===== MATERIAL FOR THIS TASK =====
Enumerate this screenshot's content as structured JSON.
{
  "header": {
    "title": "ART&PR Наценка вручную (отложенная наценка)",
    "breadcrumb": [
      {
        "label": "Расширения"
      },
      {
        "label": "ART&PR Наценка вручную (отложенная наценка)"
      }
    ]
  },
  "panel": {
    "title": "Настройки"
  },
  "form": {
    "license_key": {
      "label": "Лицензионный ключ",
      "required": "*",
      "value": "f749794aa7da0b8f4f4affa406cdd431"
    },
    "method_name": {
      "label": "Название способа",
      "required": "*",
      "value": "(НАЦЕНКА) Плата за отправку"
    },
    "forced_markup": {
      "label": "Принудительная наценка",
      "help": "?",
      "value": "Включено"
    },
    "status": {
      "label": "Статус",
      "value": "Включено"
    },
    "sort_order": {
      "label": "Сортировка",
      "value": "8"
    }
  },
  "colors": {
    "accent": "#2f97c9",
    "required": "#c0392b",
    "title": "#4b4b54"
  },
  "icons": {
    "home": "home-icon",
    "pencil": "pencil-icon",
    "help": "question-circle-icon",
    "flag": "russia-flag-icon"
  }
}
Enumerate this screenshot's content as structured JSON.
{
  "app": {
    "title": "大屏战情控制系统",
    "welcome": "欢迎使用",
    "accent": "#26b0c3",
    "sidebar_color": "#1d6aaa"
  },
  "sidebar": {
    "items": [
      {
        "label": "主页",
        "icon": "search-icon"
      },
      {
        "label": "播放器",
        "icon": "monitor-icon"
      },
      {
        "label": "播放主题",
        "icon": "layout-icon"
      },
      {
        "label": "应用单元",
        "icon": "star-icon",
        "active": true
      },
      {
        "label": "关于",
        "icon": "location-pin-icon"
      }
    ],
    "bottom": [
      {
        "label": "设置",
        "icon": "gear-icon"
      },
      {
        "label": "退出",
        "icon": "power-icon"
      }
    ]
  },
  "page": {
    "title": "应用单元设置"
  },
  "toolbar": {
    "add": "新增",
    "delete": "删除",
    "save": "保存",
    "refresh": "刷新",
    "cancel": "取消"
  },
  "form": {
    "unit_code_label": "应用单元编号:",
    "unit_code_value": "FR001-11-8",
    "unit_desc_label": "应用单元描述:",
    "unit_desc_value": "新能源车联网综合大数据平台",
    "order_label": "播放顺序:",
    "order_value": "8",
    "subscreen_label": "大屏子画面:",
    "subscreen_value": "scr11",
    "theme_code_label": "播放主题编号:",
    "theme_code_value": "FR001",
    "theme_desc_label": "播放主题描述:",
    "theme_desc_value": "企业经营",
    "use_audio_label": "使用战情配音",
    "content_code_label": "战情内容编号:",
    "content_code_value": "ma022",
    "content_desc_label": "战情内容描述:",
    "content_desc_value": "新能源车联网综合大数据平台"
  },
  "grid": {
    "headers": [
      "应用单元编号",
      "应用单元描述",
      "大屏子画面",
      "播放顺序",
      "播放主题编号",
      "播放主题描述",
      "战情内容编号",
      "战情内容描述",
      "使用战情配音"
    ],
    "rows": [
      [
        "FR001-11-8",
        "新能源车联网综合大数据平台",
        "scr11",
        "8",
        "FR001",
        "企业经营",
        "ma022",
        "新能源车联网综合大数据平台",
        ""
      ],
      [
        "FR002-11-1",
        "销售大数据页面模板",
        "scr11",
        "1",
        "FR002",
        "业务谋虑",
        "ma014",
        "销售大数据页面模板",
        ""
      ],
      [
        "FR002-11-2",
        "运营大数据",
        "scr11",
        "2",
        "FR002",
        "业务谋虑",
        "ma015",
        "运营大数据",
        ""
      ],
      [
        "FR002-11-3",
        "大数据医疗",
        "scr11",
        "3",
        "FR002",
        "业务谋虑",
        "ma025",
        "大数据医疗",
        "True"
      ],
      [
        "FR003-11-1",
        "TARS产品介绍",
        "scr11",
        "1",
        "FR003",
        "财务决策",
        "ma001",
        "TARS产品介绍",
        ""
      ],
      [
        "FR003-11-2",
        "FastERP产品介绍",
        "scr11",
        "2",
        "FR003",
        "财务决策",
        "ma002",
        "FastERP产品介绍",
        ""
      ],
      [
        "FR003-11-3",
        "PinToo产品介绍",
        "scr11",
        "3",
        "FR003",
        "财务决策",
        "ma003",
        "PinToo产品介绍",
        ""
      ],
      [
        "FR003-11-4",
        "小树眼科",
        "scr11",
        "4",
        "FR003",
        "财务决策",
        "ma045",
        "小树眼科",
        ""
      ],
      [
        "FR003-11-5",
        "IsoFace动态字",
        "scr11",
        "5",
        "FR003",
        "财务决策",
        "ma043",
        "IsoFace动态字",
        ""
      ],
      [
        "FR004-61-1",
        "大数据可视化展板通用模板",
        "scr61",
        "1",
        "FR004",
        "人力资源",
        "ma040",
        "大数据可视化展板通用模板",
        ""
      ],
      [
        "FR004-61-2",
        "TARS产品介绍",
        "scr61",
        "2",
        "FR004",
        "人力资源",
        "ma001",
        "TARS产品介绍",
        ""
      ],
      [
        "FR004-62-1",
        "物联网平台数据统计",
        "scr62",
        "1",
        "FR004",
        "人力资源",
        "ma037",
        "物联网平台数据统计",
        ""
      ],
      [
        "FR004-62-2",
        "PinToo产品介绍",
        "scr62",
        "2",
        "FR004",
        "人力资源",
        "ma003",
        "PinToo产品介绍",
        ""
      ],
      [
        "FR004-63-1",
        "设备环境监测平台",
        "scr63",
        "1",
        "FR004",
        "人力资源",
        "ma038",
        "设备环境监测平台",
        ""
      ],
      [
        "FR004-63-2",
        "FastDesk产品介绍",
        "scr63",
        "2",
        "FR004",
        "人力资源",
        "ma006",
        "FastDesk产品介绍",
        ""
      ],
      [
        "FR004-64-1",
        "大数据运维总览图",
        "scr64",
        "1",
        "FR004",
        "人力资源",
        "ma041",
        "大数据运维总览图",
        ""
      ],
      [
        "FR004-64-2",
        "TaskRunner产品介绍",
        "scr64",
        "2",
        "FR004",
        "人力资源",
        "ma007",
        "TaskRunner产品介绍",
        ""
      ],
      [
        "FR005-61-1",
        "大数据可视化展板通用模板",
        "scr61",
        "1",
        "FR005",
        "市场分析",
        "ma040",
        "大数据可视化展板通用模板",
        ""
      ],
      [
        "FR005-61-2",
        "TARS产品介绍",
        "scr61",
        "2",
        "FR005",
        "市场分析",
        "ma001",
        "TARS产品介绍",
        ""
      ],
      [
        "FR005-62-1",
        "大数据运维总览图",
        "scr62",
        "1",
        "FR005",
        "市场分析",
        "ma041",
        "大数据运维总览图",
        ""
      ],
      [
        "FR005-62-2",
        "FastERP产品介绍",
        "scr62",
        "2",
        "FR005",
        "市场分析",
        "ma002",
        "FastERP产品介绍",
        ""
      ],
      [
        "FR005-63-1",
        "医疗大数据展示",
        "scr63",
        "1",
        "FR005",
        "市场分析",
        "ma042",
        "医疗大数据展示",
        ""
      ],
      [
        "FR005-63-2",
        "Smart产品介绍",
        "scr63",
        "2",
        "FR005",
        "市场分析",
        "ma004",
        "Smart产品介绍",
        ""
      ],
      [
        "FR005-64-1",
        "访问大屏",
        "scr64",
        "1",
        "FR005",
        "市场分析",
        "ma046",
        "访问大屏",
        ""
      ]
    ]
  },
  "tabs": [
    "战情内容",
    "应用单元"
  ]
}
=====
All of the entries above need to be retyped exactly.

Enumerate this screenshot's content as structured JSON.
{
  "header": {
    "title": "ART&PR Наценка вручную (отложенная наценка)",
    "breadcrumb": [
      {
        "label": "Расширения"
      },
      {
        "label": "ART&PR Наценка вручную (отложенная наценка)"
      }
    ]
  },
  "panel": {
    "title": "Настройки"
  },
  "form": {
    "license_key": {
      "label": "Лицензионный ключ",
      "required": "*",
      "value": "f749794aa7da0b8f4f4affa406cdd431"
    },
    "method_name": {
      "label": "Название способа",
      "required": "*",
      "value": "(НАЦЕНКА) Плата за отправку"
    },
    "forced_markup": {
      "label": "Принудительная наценка",
      "help": "?",
      "value": "Включено"
    },
    "status": {
      "label": "Статус",
      "value": "Включено"
    },
    "sort_order": {
      "label": "Сортировка",
      "value": "8"
    }
  },
  "colors": {
    "accent": "#2f97c9",
    "required": "#c0392b",
    "title": "#4b4b54"
  },
  "icons": {
    "home": "home-icon",
    "pencil": "pencil-icon",
    "help": "question-circle-icon",
    "flag": "russia-flag-icon"
  }
}
Enumerate this screenshot's content as structured JSON.
{
  "app": {
    "title": "大屏战情控制系统",
    "welcome": "欢迎使用",
    "accent": "#26b0c3",
    "sidebar_color": "#1d6aaa"
  },
  "sidebar": {
    "items": [
      {
        "label": "主页",
        "icon": "search-icon"
      },
      {
        "label": "播放器",
        "icon": "monitor-icon"
      },
      {
        "label": "播放主题",
        "icon": "layout-icon"
      },
      {
        "label": "应用单元",
        "icon": "star-icon",
        "active": true
      },
      {
        "label": "关于",
        "icon": "location-pin-icon"
      }
    ],
    "bottom": [
      {
        "label": "设置",
        "icon": "gear-icon"
      },
      {
        "label": "退出",
        "icon": "power-icon"
      }
    ]
  },
  "page": {
    "title": "应用单元设置"
  },
  "toolbar": {
    "add": "新增",
    "delete": "删除",
    "save": "保存",
    "refresh": "刷新",
    "cancel": "取消"
  },
  "form": {
    "unit_code_label": "应用单元编号:",
    "unit_code_value": "FR001-11-8",
    "unit_desc_label": "应用单元描述:",
    "unit_desc_value": "新能源车联网综合大数据平台",
    "order_label": "播放顺序:",
    "order_value": "8",
    "subscreen_label": "大屏子画面:",
    "subscreen_value": "scr11",
    "theme_code_label": "播放主题编号:",
    "theme_code_value": "FR001",
    "theme_desc_label": "播放主题描述:",
    "theme_desc_value": "企业经营",
    "use_audio_label": "使用战情配音",
    "content_code_label": "战情内容编号:",
    "content_code_value": "ma022",
    "content_desc_label": "战情内容描述:",
    "content_desc_value": "新能源车联网综合大数据平台"
  },
  "grid": {
    "headers": [
      "应用单元编号",
      "应用单元描述",
      "大屏子画面",
      "播放顺序",
      "播放主题编号",
      "播放主题描述",
      "战情内容编号",
      "战情内容描述",
      "使用战情配音"
    ],
    "rows": [
      [
        "FR001-11-8",
        "新能源车联网综合大数据平台",
        "scr11",
        "8",
        "FR001",
        "企业经营",
        "ma022",
        "新能源车联网综合大数据平台",
        ""
      ],
      [
        "FR002-11-1",
        "销售大数据页面模板",
        "scr11",
        "1",
        "FR002",
        "业务谋虑",
        "ma014",
        "销售大数据页面模板",
        ""
      ],
      [
        "FR002-11-2",
        "运营大数据",
        "scr11",
        "2",
        "FR002",
        "业务谋虑",
        "ma015",
        "运营大数据",
        ""
      ],
      [
        "FR002-11-3",
        "大数据医疗",
        "scr11",
        "3",
        "FR002",
        "业务谋虑",
        "ma025",
        "大数据医疗",
        "True"
      ],
      [
        "FR003-11-1",
        "TARS产品介绍",
        "scr11",
        "1",
        "FR003",
        "财务决策",
        "ma001",
        "TARS产品介绍",
        ""
      ],
      [
        "FR003-11-2",
        "FastERP产品介绍",
        "scr11",
        "2",
        "FR003",
        "财务决策",
        "ma002",
        "FastERP产品介绍",
        ""
      ],
      [
        "FR003-11-3",
        "PinToo产品介绍",
        "scr11",
        "3",
        "FR003",
        "财务决策",
        "ma003",
        "PinToo产品介绍",
        ""
      ],
      [
        "FR003-11-4",
        "小树眼科",
        "scr11",
        "4",
        "FR003",
        "财务决策",
        "ma045",
        "小树眼科",
        ""
      ],
      [
        "FR003-11-5",
        "IsoFace动态字",
        "scr11",
        "5",
        "FR003",
        "财务决策",
        "ma043",
        "IsoFace动态字",
        ""
      ],
      [
        "FR004-61-1",
        "大数据可视化展板通用模板",
        "scr61",
        "1",
        "FR004",
        "人力资源",
        "ma040",
        "大数据可视化展板通用模板",
        ""
      ],
      [
        "FR004-61-2",
        "TARS产品介绍",
        "scr61",
        "2",
        "FR004",
        "人力资源",
        "ma001",
        "TARS产品介绍",
        ""
      ],
      [
        "FR004-62-1",
        "物联网平台数据统计",
        "scr62",
        "1",
        "FR004",
        "人力资源",
        "ma037",
        "物联网平台数据统计",
        ""
      ],
      [
        "FR004-62-2",
        "PinToo产品介绍",
        "scr62",
        "2",
        "FR004",
        "人力资源",
        "ma003",
        "PinToo产品介绍",
        ""
      ],
      [
        "FR004-63-1",
        "设备环境监测平台",
        "scr63",
        "1",
        "FR004",
        "人力资源",
        "ma038",
        "设备环境监测平台",
        ""
      ],
      [
        "FR004-63-2",
        "FastDesk产品介绍",
        "scr63",
        "2",
        "FR004",
        "人力资源",
        "ma006",
        "FastDesk产品介绍",
        ""
      ],
      [
        "FR004-64-1",
        "大数据运维总览图",
        "scr64",
        "1",
        "FR004",
        "人力资源",
        "ma041",
        "大数据运维总览图",
        ""
      ],
      [
        "FR004-64-2",
        "TaskRunner产品介绍",
        "scr64",
        "2",
        "FR004",
        "人力资源",
        "ma007",
        "TaskRunner产品介绍",
        ""
      ],
      [
        "FR005-61-1",
        "大数据可视化展板通用模板",
        "scr61",
        "1",
        "FR005",
        "市场分析",
        "ma040",
        "大数据可视化展板通用模板",
        ""
      ],
      [
        "FR005-61-2",
        "TARS产品介绍",
        "scr61",
        "2",
        "FR005",
        "市场分析",
        "ma001",
        "TARS产品介绍",
        ""
      ],
      [
        "FR005-62-1",
        "大数据运维总览图",
        "scr62",
        "1",
        "FR005",
        "市场分析",
        "ma041",
        "大数据运维总览图",
        ""
      ],
      [
        "FR005-62-2",
        "FastERP产品介绍",
        "scr62",
        "2",
        "FR005",
        "市场分析",
        "ma002",
        "FastERP产品介绍",
        ""
      ],
      [
        "FR005-63-1",
        "医疗大数据展示",
        "scr63",
        "1",
        "FR005",
        "市场分析",
        "ma042",
        "医疗大数据展示",
        ""
      ],
      [
        "FR005-63-2",
        "Smart产品介绍",
        "scr63",
        "2",
        "FR005",
        "市场分析",
        "ma004",
        "Smart产品介绍",
        ""
      ],
      [
        "FR005-64-1",
        "访问大屏",
        "scr64",
        "1",
        "FR005",
        "市场分析",
        "ma046",
        "访问大屏",
        ""
      ]
    ]
  },
  "tabs": [
    "战情内容",
    "应用单元"
  ]
}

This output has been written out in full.